These predators hunt for food on the sea floor using their hog-like snouts to make meals of mollusks and crustaceans, but their sex lives are far more unusual than that of most farm animals.
Recreational bag limits and commercial season closures for spot and Atlantic croaker announced earlier this spring were prompted by “moderate” concern about stocks, but state biologists say both species remain abundant.
It’s that time of year, when North Carolina’s migratory fish species — river herring, Atlantic and shortnose sturgeon and American eel — are making their annual trips upriver to spawn.
Sea mullet, whiting, roundhead, hard head, hake — the three species of kingfish in North Carolina waters are known by numerous names, not all befitting a king.
Bluefish are lightning fast with a protruding, powerful jaw full of sharp, serrated teeth known to blitz, or aggressively feed in a group, on baitfish like menhaden, anchovies and Atlantic silversides.
So many different crustaceans and shellfish can be found in North Carolina waters, but some species, including bay scallops and some lobsters, are lower in abundance.
They might be relatively small — even jumbo shrimp — but shellfish and crustaceans are valuable fisheries in North Carolina, worth millions of dollars each year.
Underwater photographer and columnist Robert Michelson illustrates the habits and management of “the relatively unknown ocean bass called the black sea bass.”
Underwater photographer Robert Michelson continues in the second of a two-part series to explore the world of sea jellies and their relatives in North Carolina waters.
Robert Michelson explains in the first of a two-part series why jellyfish are “some of the coolest looking creatures that live in North Carolina’s waters.”
A new study finds that, for several species of oceanic sport fish, individual fish that are caught, released and caught again are more likely to be reeled in again than anticipated.
Gag and red grouper are the most important for North Carolina commercial and recreational fishermen, writes columnist Robert Michelson.
Ling, sergeant fish, lemonfish, crab eater — otherwise known as cobia, this fish grows large in N.C. waters, with the state and world record weighing more than 116 pounds caught here.
One of the best places to fish for the tuna-like false albacore is off the coast of Cape Lookout says columnist Robert Michelson.
Researchers and divers are drawn to the sand tiger sharks that inhabit the shipwrecks off the N.C. coast, a species that are often surrounded by a wide variety of fish.
One of the strangest looking and trickiest to catch saltwater fish in North Carolina waters is the triggerfish.

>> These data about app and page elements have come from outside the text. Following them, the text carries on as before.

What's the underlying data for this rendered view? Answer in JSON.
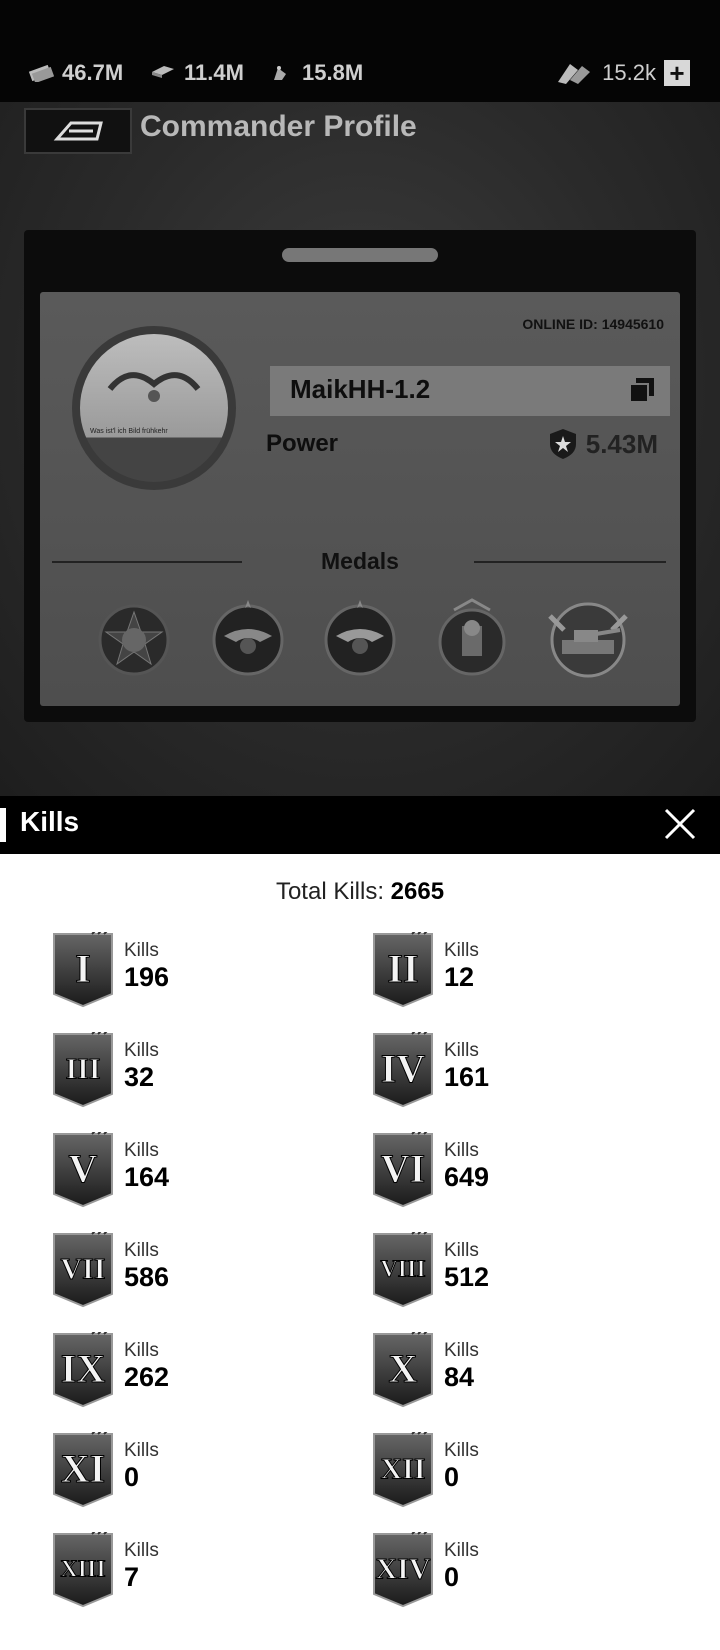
{
  "resources": [
    {
      "icon": "cash-icon",
      "value": "46.7M"
    },
    {
      "icon": "steel-icon",
      "value": "11.4M"
    },
    {
      "icon": "oil-icon",
      "value": "15.8M"
    }
  ],
  "gold": {
    "icon": "gold-icon",
    "value": "15.2k",
    "add_label": "+"
  },
  "page_title": "Commander Profile",
  "profile": {
    "online_id": "ONLINE ID: 14945610",
    "avatar_caption": "Was ist'l ich Bild frühkehr",
    "name": "MaikHH-1.2",
    "power_label": "Power",
    "power_value": "5.43M",
    "medals_title": "Medals",
    "medals": [
      "medal-star-icon",
      "medal-eagle-icon",
      "medal-eagle-icon",
      "medal-sphinx-icon",
      "medal-tank-icon"
    ]
  },
  "kills": {
    "title": "Kills",
    "close_label": "X",
    "total_label": "Total Kills: ",
    "total_value": "2665",
    "tiers": [
      {
        "numeral": "I",
        "label": "Kills",
        "value": "196"
      },
      {
        "numeral": "II",
        "label": "Kills",
        "value": "12"
      },
      {
        "numeral": "III",
        "label": "Kills",
        "value": "32"
      },
      {
        "numeral": "IV",
        "label": "Kills",
        "value": "161"
      },
      {
        "numeral": "V",
        "label": "Kills",
        "value": "164"
      },
      {
        "numeral": "VI",
        "label": "Kills",
        "value": "649"
      },
      {
        "numeral": "VII",
        "label": "Kills",
        "value": "586"
      },
      {
        "numeral": "VIII",
        "label": "Kills",
        "value": "512"
      },
      {
        "numeral": "IX",
        "label": "Kills",
        "value": "262"
      },
      {
        "numeral": "X",
        "label": "Kills",
        "value": "84"
      },
      {
        "numeral": "XI",
        "label": "Kills",
        "value": "0"
      },
      {
        "numeral": "XII",
        "label": "Kills",
        "value": "0"
      },
      {
        "numeral": "XIII",
        "label": "Kills",
        "value": "7"
      },
      {
        "numeral": "XIV",
        "label": "Kills",
        "value": "0"
      }
    ]
  }
}
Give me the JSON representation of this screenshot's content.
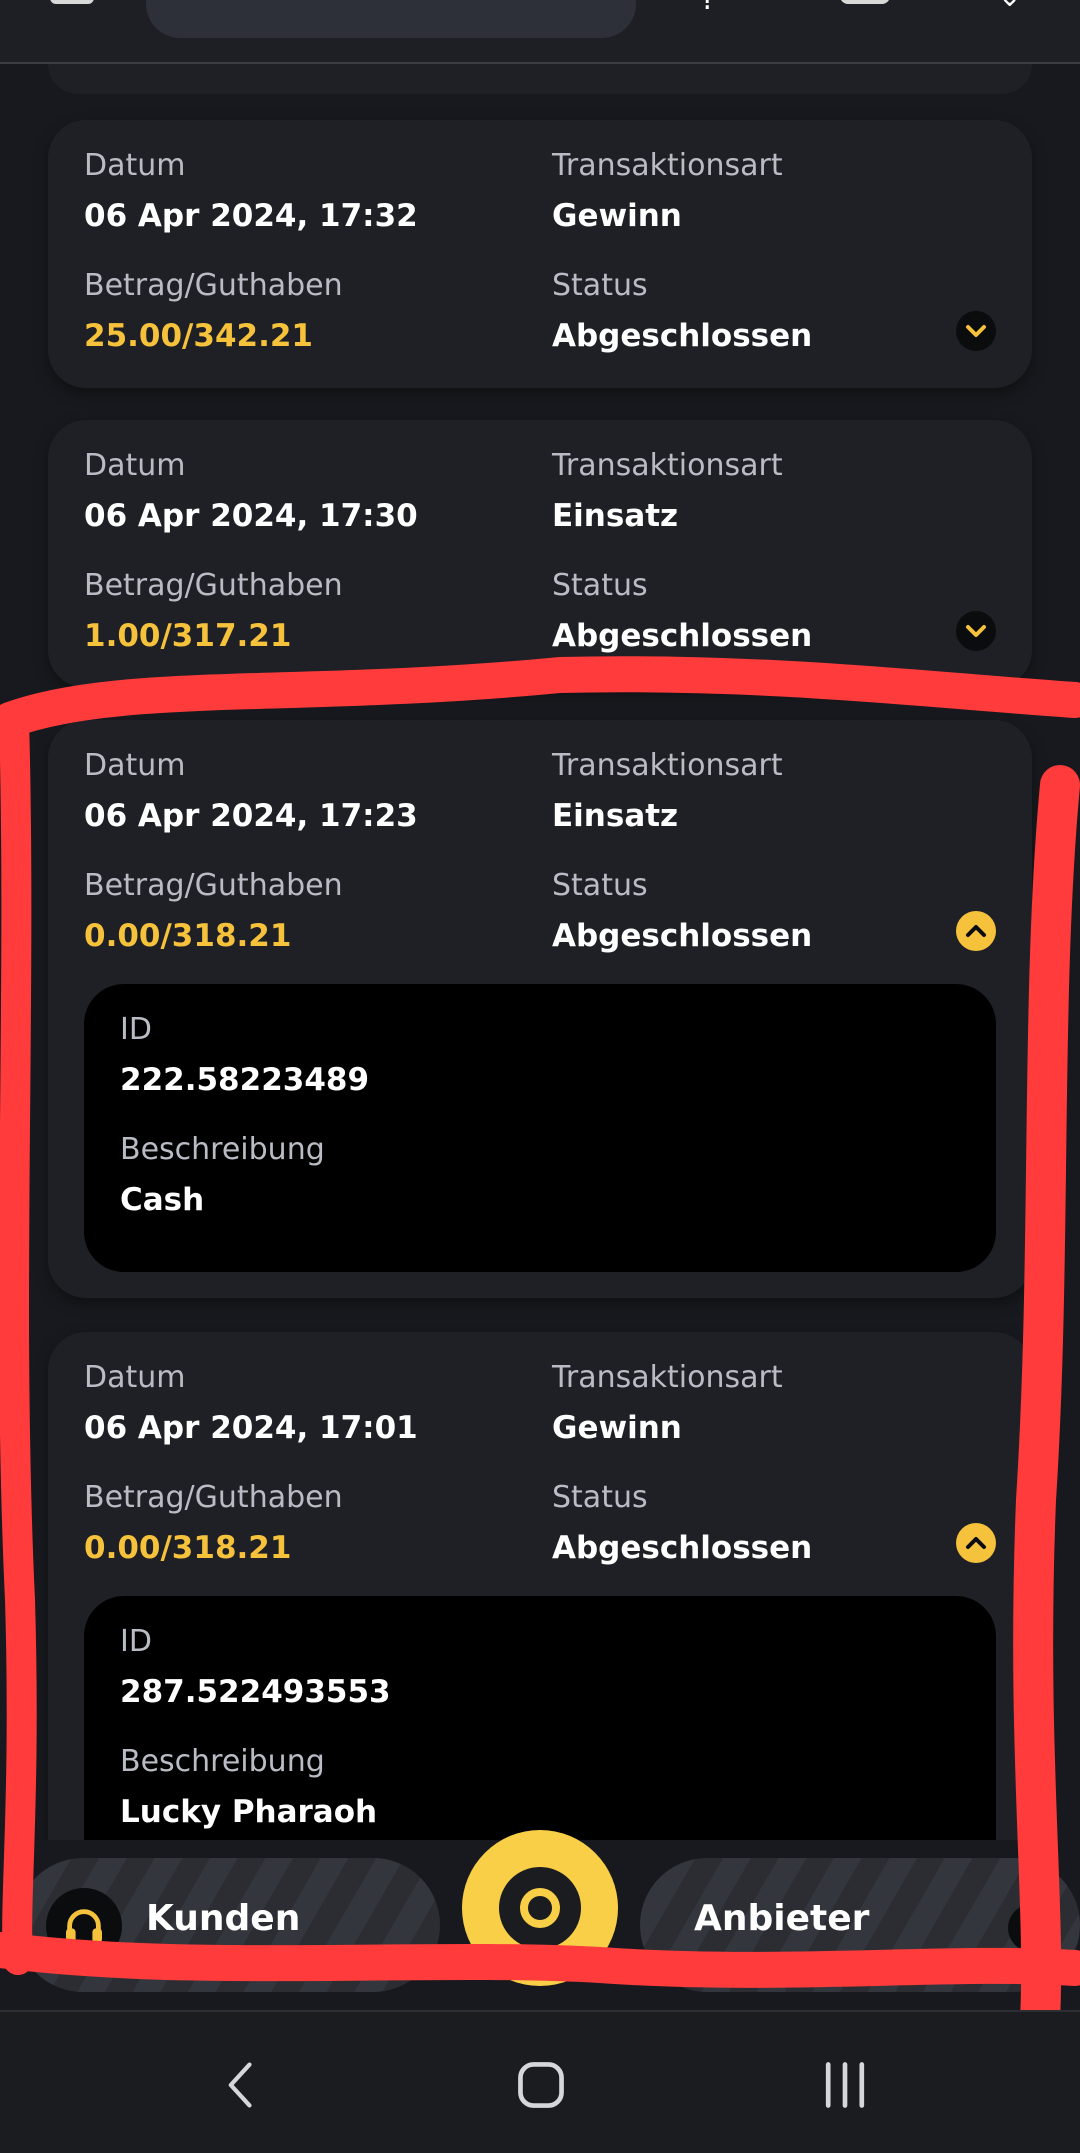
{
  "colors": {
    "background": "#17191e",
    "card": "#1e2026",
    "accent": "#f6c23c",
    "annotation": "#ff3b3b"
  },
  "labels": {
    "date": "Datum",
    "type": "Transaktionsart",
    "amount": "Betrag/Guthaben",
    "status": "Status",
    "id": "ID",
    "description": "Beschreibung"
  },
  "transactions": [
    {
      "date": "06 Apr 2024, 17:32",
      "type": "Gewinn",
      "amount": "25.00/342.21",
      "status": "Abgeschlossen",
      "expanded": false
    },
    {
      "date": "06 Apr 2024, 17:30",
      "type": "Einsatz",
      "amount": "1.00/317.21",
      "status": "Abgeschlossen",
      "expanded": false
    },
    {
      "date": "06 Apr 2024, 17:23",
      "type": "Einsatz",
      "amount": "0.00/318.21",
      "status": "Abgeschlossen",
      "expanded": true,
      "id": "222.58223489",
      "description": "Cash"
    },
    {
      "date": "06 Apr 2024, 17:01",
      "type": "Gewinn",
      "amount": "0.00/318.21",
      "status": "Abgeschlossen",
      "expanded": true,
      "id": "287.522493553",
      "description": "Lucky Pharaoh"
    }
  ],
  "bottom_bar": {
    "support_label": "Kunden",
    "provider_label": "Anbieter"
  },
  "system_nav": {
    "icons": [
      "back-icon",
      "home-icon",
      "recents-icon"
    ]
  }
}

These animals swim by moving their top fin and bottom fins. Flapping them in the “breeze,” they are able to hover in one position. They can also lock themselves in a reef crevice for protection by erecting these… [Read More]